Kemp's Ridley tracks on a beach in Mexico

Tracks from Kemp’s ridley sea turtles can be seen on a stretch of beach near Rancho Nuevo, Mexico earlier this year. Photo courtesy of LightHawk.

Kemp’s ridley sea turtle nesting season is winding down for the summer, and I’m happy to report that nest numbers are still on the rise!  While the Kemp’s ridleys still are the world’s most critically endangered sea turtle, they are making a huge come back in recent years.

Until half a century ago, tens of thousands of Kemp’s ridleys would surge onto Mexico’s Gulf of Mexico beaches in a few large nesting events each year to lay their eggs. At the turn of the 20th century, turtle meat and eggs became popular delicacies, causing the turtle’s population to crash.  Later, accidental catches in fishing gear kept their population from recovering.

Today, Kemp’s ridleys are rebounding due to protections that government, fishing industry, EDF and other conservation groups helped win.  These unprecedented actions included protecting Mexico beaches where the turtles nest, monitoring hatchlings at an incubation site, and establishing the headstart program and a second nesting site in Texas.  The initial recovery program spanned from 1978-1988.  During this time, over 22,000 eggs were transported from Playa de Rancho Nuevo in Mexico to Padre Island National Seashore in Texas.  Once hatched, the turtles were exposed to the Padre Island sand and surf, and then captured and transported to the National Marine Fisheries Service Laboratory in Galveston, Texas, where they were reared in captivity for 9-11 months. This “head-start” program allowed the turtles to grow large enough to be tagged for future recognition and to avoid most natural predators.    It was hoped that this exposure would imprint the turtles to the National Seashore so they would return year after year to nest at adulthood. Read More »

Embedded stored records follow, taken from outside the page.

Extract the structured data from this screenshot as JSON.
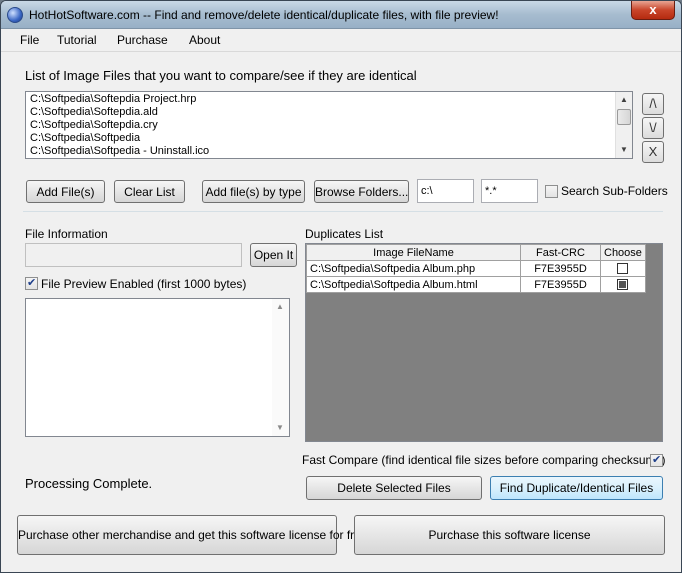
{
  "window": {
    "title": "HotHotSoftware.com -- Find and remove/delete identical/duplicate files, with file preview!",
    "close_glyph": "x"
  },
  "menu": [
    {
      "label": "File"
    },
    {
      "label": "Tutorial"
    },
    {
      "label": "Purchase"
    },
    {
      "label": "About"
    }
  ],
  "files_section": {
    "label": "List of Image Files that you want to compare/see if they are identical",
    "files": [
      "C:\\Softpedia\\Softepdia Project.hrp",
      "C:\\Softpedia\\Softepdia.ald",
      "C:\\Softpedia\\Softepdia.cry",
      "C:\\Softpedia\\Softpedia",
      "C:\\Softpedia\\Softpedia - Uninstall.ico"
    ],
    "move_up": "/\\",
    "move_down": "\\/",
    "remove": "X"
  },
  "toolbar": {
    "add_files": "Add File(s)",
    "clear_list": "Clear List",
    "add_by_type": "Add file(s) by type",
    "browse_folders": "Browse Folders...",
    "folder_value": "c:\\",
    "pattern_value": "*.*",
    "search_subfolders": "Search Sub-Folders",
    "search_subfolders_checked": false
  },
  "file_info": {
    "label": "File Information",
    "path_value": "",
    "open_it": "Open It",
    "preview_label": "File Preview Enabled (first 1000 bytes)",
    "preview_checked": true,
    "preview_text": ""
  },
  "duplicates": {
    "label": "Duplicates List",
    "columns": [
      "Image FileName",
      "Fast-CRC",
      "Choose"
    ],
    "rows": [
      {
        "file": "C:\\Softpedia\\Softpedia Album.php",
        "crc": "F7E3955D",
        "choose": "unchecked"
      },
      {
        "file": "C:\\Softpedia\\Softpedia Album.html",
        "crc": "F7E3955D",
        "choose": "indeterminate"
      }
    ]
  },
  "fast_compare": {
    "label": "Fast Compare (find identical file sizes before comparing checksums)",
    "checked": true
  },
  "status": "Processing Complete.",
  "actions": {
    "delete_selected": "Delete Selected Files",
    "find_duplicates": "Find Duplicate/Identical Files"
  },
  "purchase": {
    "merch": "Purchase other merchandise and get this software license for free",
    "license": "Purchase this software license"
  }
}
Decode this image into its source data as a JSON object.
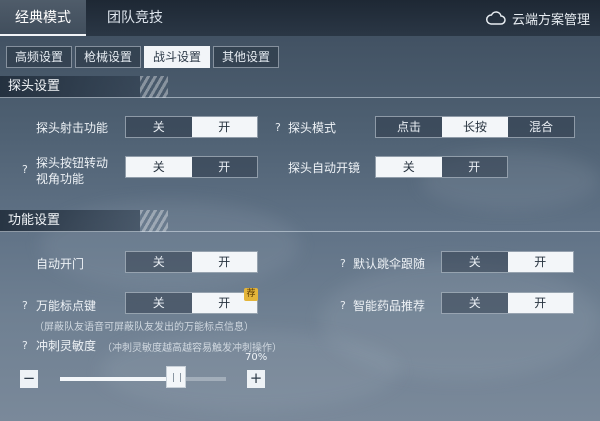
{
  "top_tabs": [
    {
      "label": "经典模式",
      "active": true
    },
    {
      "label": "团队竞技",
      "active": false
    }
  ],
  "cloud_mgmt": {
    "icon": "cloud-icon",
    "label": "云端方案管理"
  },
  "sub_tabs": [
    {
      "label": "高频设置",
      "active": false
    },
    {
      "label": "枪械设置",
      "active": false
    },
    {
      "label": "战斗设置",
      "active": true
    },
    {
      "label": "其他设置",
      "active": false
    }
  ],
  "sections": {
    "peek": {
      "title": "探头设置",
      "peek_fire": {
        "label": "探头射击功能",
        "options": [
          "关",
          "开"
        ],
        "selected": "开"
      },
      "peek_mode": {
        "label": "探头模式",
        "options": [
          "点击",
          "长按",
          "混合"
        ],
        "selected": "长按"
      },
      "peek_turn": {
        "label_line1": "探头按钮转动",
        "label_line2": "视角功能",
        "options": [
          "关",
          "开"
        ],
        "selected": "关"
      },
      "peek_scope": {
        "label": "探头自动开镜",
        "options": [
          "关",
          "开"
        ],
        "selected": "关"
      }
    },
    "function": {
      "title": "功能设置",
      "auto_door": {
        "label": "自动开门",
        "options": [
          "关",
          "开"
        ],
        "selected": "开"
      },
      "parachute": {
        "label": "默认跳伞跟随",
        "options": [
          "关",
          "开"
        ],
        "selected": "开"
      },
      "universal_mark": {
        "label": "万能标点键",
        "options": [
          "关",
          "开"
        ],
        "selected": "开",
        "badge": "荐",
        "hint": "（屏蔽队友语音可屏蔽队友发出的万能标点信息）"
      },
      "smart_medicine": {
        "label": "智能药品推荐",
        "options": [
          "关",
          "开"
        ],
        "selected": "开"
      },
      "sprint_sensitivity": {
        "label": "冲刺灵敏度",
        "hint": "（冲刺灵敏度越高越容易触发冲刺操作）",
        "value": 70,
        "value_text": "70%",
        "minus": "−",
        "plus": "+"
      }
    }
  },
  "help_mark": "?",
  "colors": {
    "active_bg": "#f3f6f9",
    "badge": "#e4b53a"
  }
}
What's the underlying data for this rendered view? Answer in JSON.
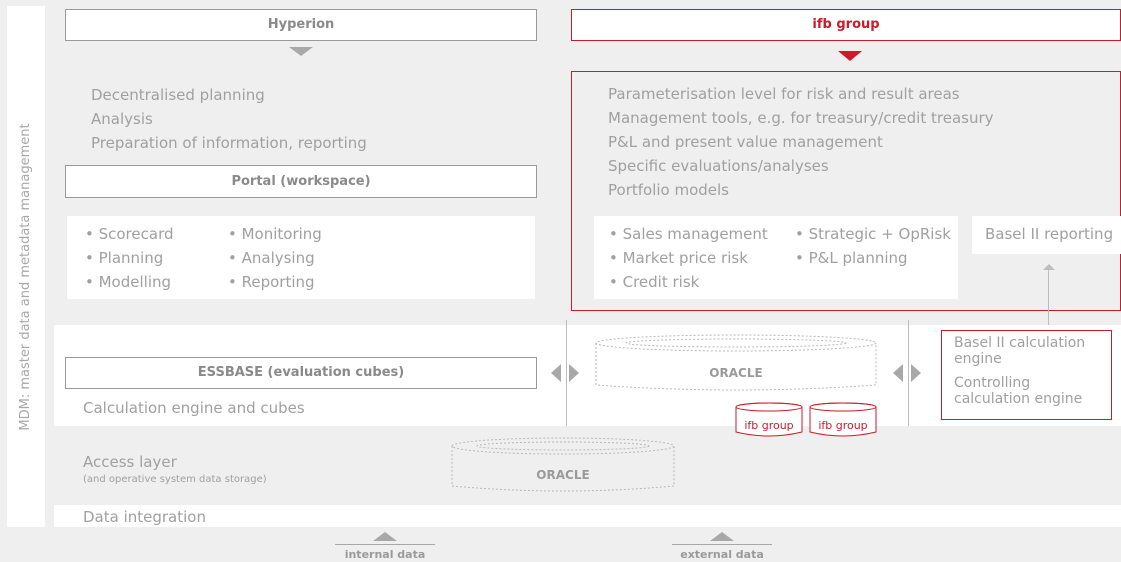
{
  "side_label": "MDM: master data and metadata management",
  "hyperion": {
    "title": "Hyperion",
    "functions": [
      "Decentralised planning",
      "Analysis",
      "Preparation of information, reporting"
    ],
    "portal": "Portal (workspace)",
    "col1": [
      "• Scorecard",
      "• Planning",
      "• Modelling"
    ],
    "col2": [
      "• Monitoring",
      "• Analysing",
      "• Reporting"
    ]
  },
  "ifb": {
    "title": "ifb group",
    "functions": [
      "Parameterisation level for risk and result areas",
      "Management tools, e.g. for treasury/credit treasury",
      "P&L and present value management",
      "Specific evaluations/analyses",
      "Portfolio models"
    ],
    "col1": [
      "• Sales management",
      "• Market price risk",
      "• Credit risk"
    ],
    "col2": [
      "• Strategic + OpRisk",
      "• P&L planning"
    ],
    "basel_reporting": "Basel II reporting"
  },
  "calc_layer": {
    "essbase": "ESSBASE (evaluation cubes)",
    "label": "Calculation engine and cubes",
    "oracle": "ORACLE",
    "cyl1": "ifb group",
    "cyl2": "ifb group",
    "basel_engine": "Basel II calculation engine",
    "controlling_engine": "Controlling calculation engine"
  },
  "access_layer": {
    "label": "Access layer",
    "sub": "(and operative system data storage)",
    "oracle": "ORACLE"
  },
  "data_integration": "Data integration",
  "inputs": {
    "internal": "internal data",
    "external": "external data"
  },
  "colors": {
    "accent": "#cc1a2a",
    "gray": "#9a9a9a",
    "background": "#efefef"
  }
}
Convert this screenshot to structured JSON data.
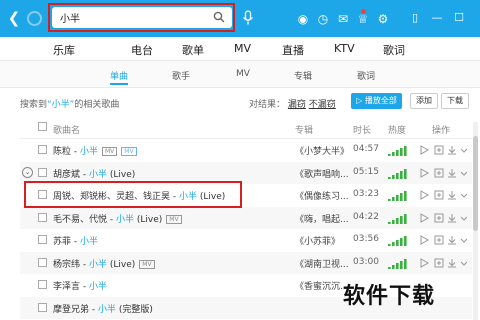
{
  "search": {
    "query": "小半"
  },
  "nav_tabs": [
    "乐库",
    "电台",
    "歌单",
    "MV",
    "直播",
    "KTV",
    "歌词"
  ],
  "sub_tabs": [
    "单曲",
    "歌手",
    "MV",
    "专辑",
    "歌词"
  ],
  "info": {
    "prefix": "搜索到",
    "keyword": "“小半”",
    "suffix": "的相关歌曲"
  },
  "compare": {
    "label": "对结果：",
    "option1": "漏窃",
    "option2": "不漏窃"
  },
  "buttons": {
    "play_all": "▷ 播放全部",
    "add": "添加",
    "download": "下载"
  },
  "table_headers": {
    "name": "歌曲名",
    "album": "专辑",
    "duration": "时长",
    "heat": "热度",
    "ops": "操作"
  },
  "rows": [
    {
      "title": "陈粒 - ",
      "artist": "小半",
      "tags": [
        "MV",
        "MV"
      ],
      "album": "《小梦大半》",
      "duration": "04:57"
    },
    {
      "title": "胡彦斌 - ",
      "artist": "小半",
      "extra": " (Live)",
      "album": "《歌声唱响...",
      "duration": "05:15"
    },
    {
      "title": "周锐、郑锐彬、灵超、钱正昊 - ",
      "artist": "小半",
      "extra": " (Live)",
      "album": "《偶像练习...",
      "duration": "03:23"
    },
    {
      "title": "毛不易、代悦 - ",
      "artist": "小半",
      "extra": " (Live)",
      "tags": [
        "MV"
      ],
      "album": "《嗨，唱起...",
      "duration": "04:22"
    },
    {
      "title": "苏菲 - ",
      "artist": "小半",
      "album": "《小苏菲》",
      "duration": "03:56"
    },
    {
      "title": "杨宗纬 - ",
      "artist": "小半",
      "extra": " (Live)",
      "tags": [
        "MV"
      ],
      "album": "《湖南卫视...",
      "duration": "03:00"
    },
    {
      "title": "李泽言 - ",
      "artist": "小半",
      "album": "《香蜜沉沉...",
      "duration": ""
    },
    {
      "title": "摩登兄弟 - ",
      "artist": "小半",
      "extra": " (完整版)",
      "album": "",
      "duration": ""
    }
  ],
  "watermark": "软件下载",
  "colors": {
    "accent": "#1ea7e8",
    "highlight": "#d42020",
    "heat": "#3cb043"
  }
}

Posted in Gulf of Mexico, Mexico / Tagged , | Comments are closed